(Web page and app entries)
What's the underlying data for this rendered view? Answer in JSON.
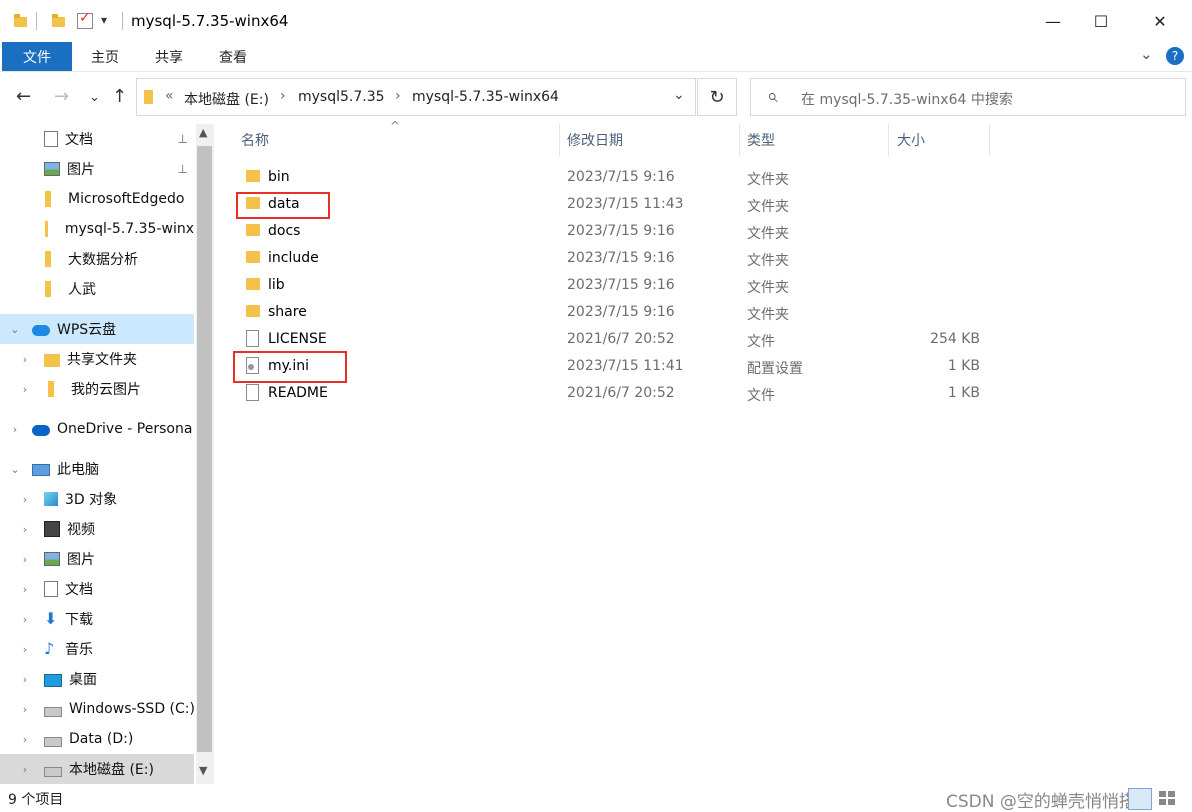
{
  "window": {
    "title": "mysql-5.7.35-winx64",
    "qat_dropdown": "▾",
    "minimize": "—",
    "maximize": "☐",
    "close": "✕"
  },
  "ribbon": {
    "tabs": [
      "文件",
      "主页",
      "共享",
      "查看"
    ],
    "expand": "⌄",
    "help": "?"
  },
  "nav": {
    "back": "←",
    "forward": "→",
    "recent": "⌄",
    "up": "↑"
  },
  "address": {
    "overflow": "«",
    "crumbs": [
      "本地磁盘 (E:)",
      "mysql5.7.35",
      "mysql-5.7.35-winx64"
    ],
    "separator": "›",
    "dropdown": "⌄",
    "refresh": "↻"
  },
  "search": {
    "placeholder": "在 mysql-5.7.35-winx64 中搜索",
    "icon": "⌕"
  },
  "navpane": {
    "items": [
      {
        "label": "文档"
      },
      {
        "label": "图片"
      },
      {
        "label": "MicrosoftEdgedo"
      },
      {
        "label": "mysql-5.7.35-winx"
      },
      {
        "label": "大数据分析"
      },
      {
        "label": "人武"
      },
      {
        "label": "WPS云盘"
      },
      {
        "label": "共享文件夹"
      },
      {
        "label": "我的云图片"
      },
      {
        "label": "OneDrive - Persona"
      },
      {
        "label": "此电脑"
      },
      {
        "label": "3D 对象"
      },
      {
        "label": "视频"
      },
      {
        "label": "图片"
      },
      {
        "label": "文档"
      },
      {
        "label": "下载"
      },
      {
        "label": "音乐"
      },
      {
        "label": "桌面"
      },
      {
        "label": "Windows-SSD (C:)"
      },
      {
        "label": "Data (D:)"
      },
      {
        "label": "本地磁盘 (E:)"
      }
    ],
    "pin": "📌",
    "chev_right": "›",
    "chev_down": "⌄"
  },
  "columns": {
    "name": "名称",
    "modified": "修改日期",
    "type": "类型",
    "size": "大小",
    "sort_indicator": "^"
  },
  "files": [
    {
      "name": "bin",
      "modified": "2023/7/15 9:16",
      "type": "文件夹",
      "size": ""
    },
    {
      "name": "data",
      "modified": "2023/7/15 11:43",
      "type": "文件夹",
      "size": ""
    },
    {
      "name": "docs",
      "modified": "2023/7/15 9:16",
      "type": "文件夹",
      "size": ""
    },
    {
      "name": "include",
      "modified": "2023/7/15 9:16",
      "type": "文件夹",
      "size": ""
    },
    {
      "name": "lib",
      "modified": "2023/7/15 9:16",
      "type": "文件夹",
      "size": ""
    },
    {
      "name": "share",
      "modified": "2023/7/15 9:16",
      "type": "文件夹",
      "size": ""
    },
    {
      "name": "LICENSE",
      "modified": "2021/6/7 20:52",
      "type": "文件",
      "size": "254 KB"
    },
    {
      "name": "my.ini",
      "modified": "2023/7/15 11:41",
      "type": "配置设置",
      "size": "1 KB"
    },
    {
      "name": "README",
      "modified": "2021/6/7 20:52",
      "type": "文件",
      "size": "1 KB"
    }
  ],
  "status": {
    "count": "9 个项目"
  },
  "watermark": "CSDN @空的蝉壳悄悄搭落"
}
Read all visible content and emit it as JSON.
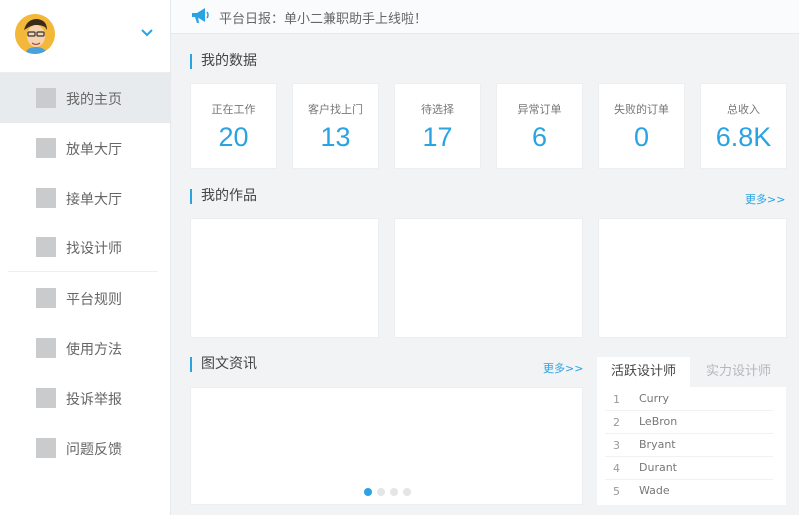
{
  "notice": {
    "icon": "megaphone-icon",
    "text": "平台日报：单小二兼职助手上线啦！"
  },
  "sidebar": {
    "items": [
      {
        "label": "我的主页",
        "active": true
      },
      {
        "label": "放单大厅"
      },
      {
        "label": "接单大厅"
      },
      {
        "label": "找设计师"
      },
      {
        "label": "平台规则"
      },
      {
        "label": "使用方法"
      },
      {
        "label": "投诉举报"
      },
      {
        "label": "问题反馈"
      }
    ]
  },
  "my_data": {
    "title": "我的数据",
    "stats": [
      {
        "label": "正在工作",
        "value": "20"
      },
      {
        "label": "客户找上门",
        "value": "13"
      },
      {
        "label": "待选择",
        "value": "17"
      },
      {
        "label": "异常订单",
        "value": "6"
      },
      {
        "label": "失败的订单",
        "value": "0"
      },
      {
        "label": "总收入",
        "value": "6.8K"
      }
    ]
  },
  "works": {
    "title": "我的作品",
    "more": "更多>>"
  },
  "news": {
    "title": "图文资讯",
    "more": "更多>>",
    "slide_count": 4,
    "active_slide": 1
  },
  "designers": {
    "tabs": [
      "活跃设计师",
      "实力设计师"
    ],
    "active_tab": 0,
    "list": [
      {
        "rank": "1",
        "name": "Curry"
      },
      {
        "rank": "2",
        "name": "LeBron"
      },
      {
        "rank": "3",
        "name": "Bryant"
      },
      {
        "rank": "4",
        "name": "Durant"
      },
      {
        "rank": "5",
        "name": "Wade"
      }
    ]
  },
  "colors": {
    "accent": "#2aa3e3",
    "avatar_bg": "#f3b73a"
  }
}
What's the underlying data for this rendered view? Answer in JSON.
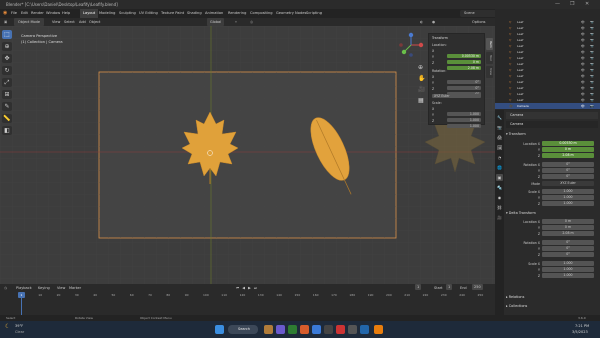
{
  "window": {
    "title": "Blender* [C:\\Users\\Daniel\\Desktop\\Leafify\\Leafify.blend]",
    "controls": [
      "—",
      "❐",
      "✕"
    ]
  },
  "menu": {
    "items": [
      "File",
      "Edit",
      "Render",
      "Window",
      "Help"
    ],
    "workspaces": [
      "Layout",
      "Modeling",
      "Sculpting",
      "UV Editing",
      "Texture Paint",
      "Shading",
      "Animation",
      "Rendering",
      "Compositing",
      "Geometry Nodes",
      "Scripting"
    ],
    "active_workspace": "Layout",
    "scene": "Scene",
    "view_layer": "ViewLayer"
  },
  "viewport_header": {
    "mode": "Object Mode",
    "menus": [
      "View",
      "Select",
      "Add",
      "Object"
    ],
    "orientation": "Global",
    "options": "Options"
  },
  "viewport": {
    "overlay_line1": "Camera Perspective",
    "overlay_line2": "(1) Collection | Camera"
  },
  "npanel": {
    "transform_title": "Transform",
    "location_label": "Location:",
    "location": [
      "0.00530 m",
      "0 m",
      "2.08 m"
    ],
    "rotation_label": "Rotation:",
    "rotation": [
      "0°",
      "0°",
      "0°"
    ],
    "rotation_mode": "XYZ Euler",
    "scale_label": "Scale:",
    "scale": [
      "1.000",
      "1.000",
      "1.000"
    ],
    "axes": [
      "X",
      "Y",
      "Z"
    ],
    "tabs": [
      "Item",
      "Tool",
      "View"
    ]
  },
  "outliner": {
    "rows": [
      "Leaf",
      "Leaf",
      "Leaf",
      "Leaf",
      "Leaf",
      "Leaf",
      "Leaf",
      "Leaf",
      "Leaf",
      "Leaf",
      "Leaf",
      "Leaf",
      "Leaf",
      "Leaf",
      "Camera"
    ],
    "selected": "Camera"
  },
  "properties": {
    "object_name": "Camera",
    "data_name": "Camera",
    "transform": "Transform",
    "location_label": "Location X",
    "location": [
      "0.00530 m",
      "0 m",
      "2.08 m"
    ],
    "rotation_label": "Rotation X",
    "rotation": [
      "0°",
      "0°",
      "0°"
    ],
    "mode_label": "Mode",
    "mode": "XYZ Euler",
    "scale_label": "Scale X",
    "scale": [
      "1.000",
      "1.000",
      "1.000"
    ],
    "delta": "Delta Transform",
    "delta_location": [
      "0 m",
      "0 m",
      "2.08 m"
    ],
    "delta_rotation": [
      "0°",
      "0°",
      "0°"
    ],
    "delta_scale": [
      "1.000",
      "1.000",
      "1.000"
    ],
    "relations": "Relations",
    "collections": "Collections",
    "axis_y": "Y",
    "axis_z": "Z"
  },
  "timeline": {
    "menus": [
      "Playback",
      "Keying",
      "View",
      "Marker"
    ],
    "current_frame": "1",
    "start_label": "Start",
    "start": "1",
    "end_label": "End",
    "end": "250",
    "ticks": [
      "1",
      "10",
      "20",
      "30",
      "40",
      "50",
      "60",
      "70",
      "80",
      "90",
      "100",
      "110",
      "120",
      "130",
      "140",
      "150",
      "160",
      "170",
      "180",
      "190",
      "200",
      "210",
      "220",
      "230",
      "240",
      "250"
    ]
  },
  "statusbar": {
    "select": "Select",
    "rotate": "Rotate View",
    "context": "Object Context Menu",
    "version": "3.6.0"
  },
  "taskbar": {
    "weather_temp": "39°F",
    "weather_desc": "Clear",
    "search": "Search",
    "time": "7:21 PM",
    "date": "3/5/2023"
  },
  "colors": {
    "accent": "#4772b3",
    "selected_row": "#334d80",
    "field_green": "#5a8f3a",
    "camera_frame": "#d9924a",
    "leaf_orange": "#e0a13a"
  }
}
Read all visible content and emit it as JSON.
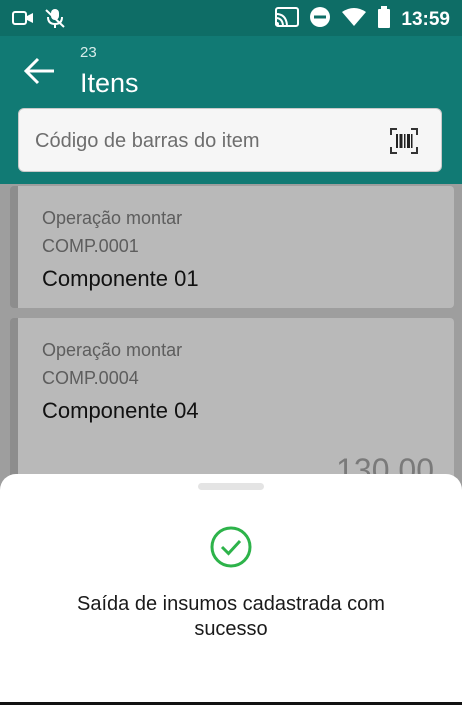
{
  "status_bar": {
    "time": "13:59",
    "icons_left": [
      "screen-record-icon",
      "mic-off-icon"
    ],
    "icons_right": [
      "cast-icon",
      "do-not-disturb-icon",
      "wifi-icon",
      "battery-icon"
    ]
  },
  "app_bar": {
    "subtitle": "23",
    "title": "Itens",
    "back_icon": "arrow-left-icon"
  },
  "search": {
    "placeholder": "Código de barras do item",
    "scan_icon": "barcode-scan-icon"
  },
  "items": [
    {
      "operation": "Operação montar",
      "code": "COMP.0001",
      "name": "Componente 01"
    },
    {
      "operation": "Operação montar",
      "code": "COMP.0004",
      "name": "Componente 04",
      "quantity": "130,00"
    }
  ],
  "sheet": {
    "message": "Saída de insumos cadastrada com sucesso",
    "icon": "check-circle-icon"
  },
  "colors": {
    "primary": "#117a74",
    "status_bar": "#0e6d66",
    "success": "#2db34a"
  }
}
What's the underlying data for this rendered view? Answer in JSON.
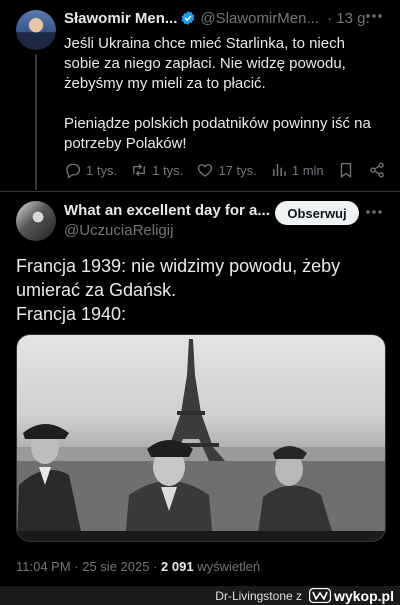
{
  "tweet1": {
    "name": "Sławomir Men...",
    "handle": "@SlawomirMen...",
    "time": "· 13 g.",
    "paragraphs": [
      "Jeśli Ukraina chce mieć Starlinka, to niech sobie za niego zapłaci. Nie widzę powodu, żebyśmy my mieli za to płacić.",
      "Pieniądze polskich podatników powinny iść na potrzeby Polaków!"
    ],
    "replies": "1 tys.",
    "reposts": "1 tys.",
    "likes": "17 tys.",
    "views": "1 mln",
    "colors": {
      "verified": "#1d9bf0",
      "muted": "#71767b"
    }
  },
  "tweet2": {
    "name": "What an excellent day for a...",
    "handle": "@UczuciaReligij",
    "follow_label": "Obserwuj",
    "lines": [
      "Francja 1939: nie widzimy powodu, żeby umierać za Gdańsk.",
      "Francja 1940:"
    ],
    "photo_alt": "black-and-white photo of three men in front of the Eiffel Tower",
    "time": "11:04 PM · 25 sie 2025 ·",
    "views_count": "2 091",
    "views_label": "wyświetleń"
  },
  "footer": {
    "user": "Dr-Livingstone z",
    "site": "wykop.pl"
  }
}
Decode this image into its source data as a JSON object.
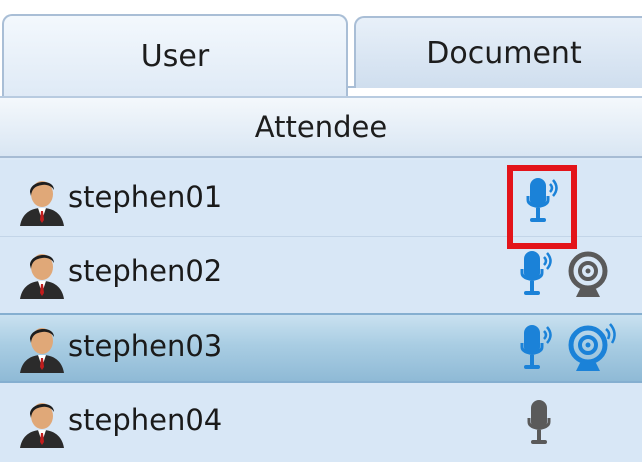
{
  "tabs": [
    {
      "label": "User",
      "active": true
    },
    {
      "label": "Document",
      "active": false
    }
  ],
  "list": {
    "header": "Attendee",
    "rows": [
      {
        "username": "stephen01",
        "mic": "mic-active-icon",
        "camera": null,
        "selected": false,
        "highlighted": true
      },
      {
        "username": "stephen02",
        "mic": "mic-active-icon",
        "camera": "webcam-inactive-icon",
        "selected": false,
        "highlighted": false
      },
      {
        "username": "stephen03",
        "mic": "mic-active-icon",
        "camera": "webcam-active-icon",
        "selected": true,
        "highlighted": false
      },
      {
        "username": "stephen04",
        "mic": "mic-inactive-icon",
        "camera": null,
        "selected": false,
        "highlighted": false
      }
    ]
  },
  "colors": {
    "active_blue": "#1b82d8",
    "inactive_gray": "#5a5a5a",
    "highlight_red": "#e3141a",
    "selected_row": "#a9cde3"
  }
}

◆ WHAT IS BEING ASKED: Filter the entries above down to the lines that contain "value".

◆ RESPONSE TO THIS EXERCISE:
        "value": "20"
        "value": "13"
        "value": "17"
        "value": "6"
        "value": "0"
        "value": "6.8K"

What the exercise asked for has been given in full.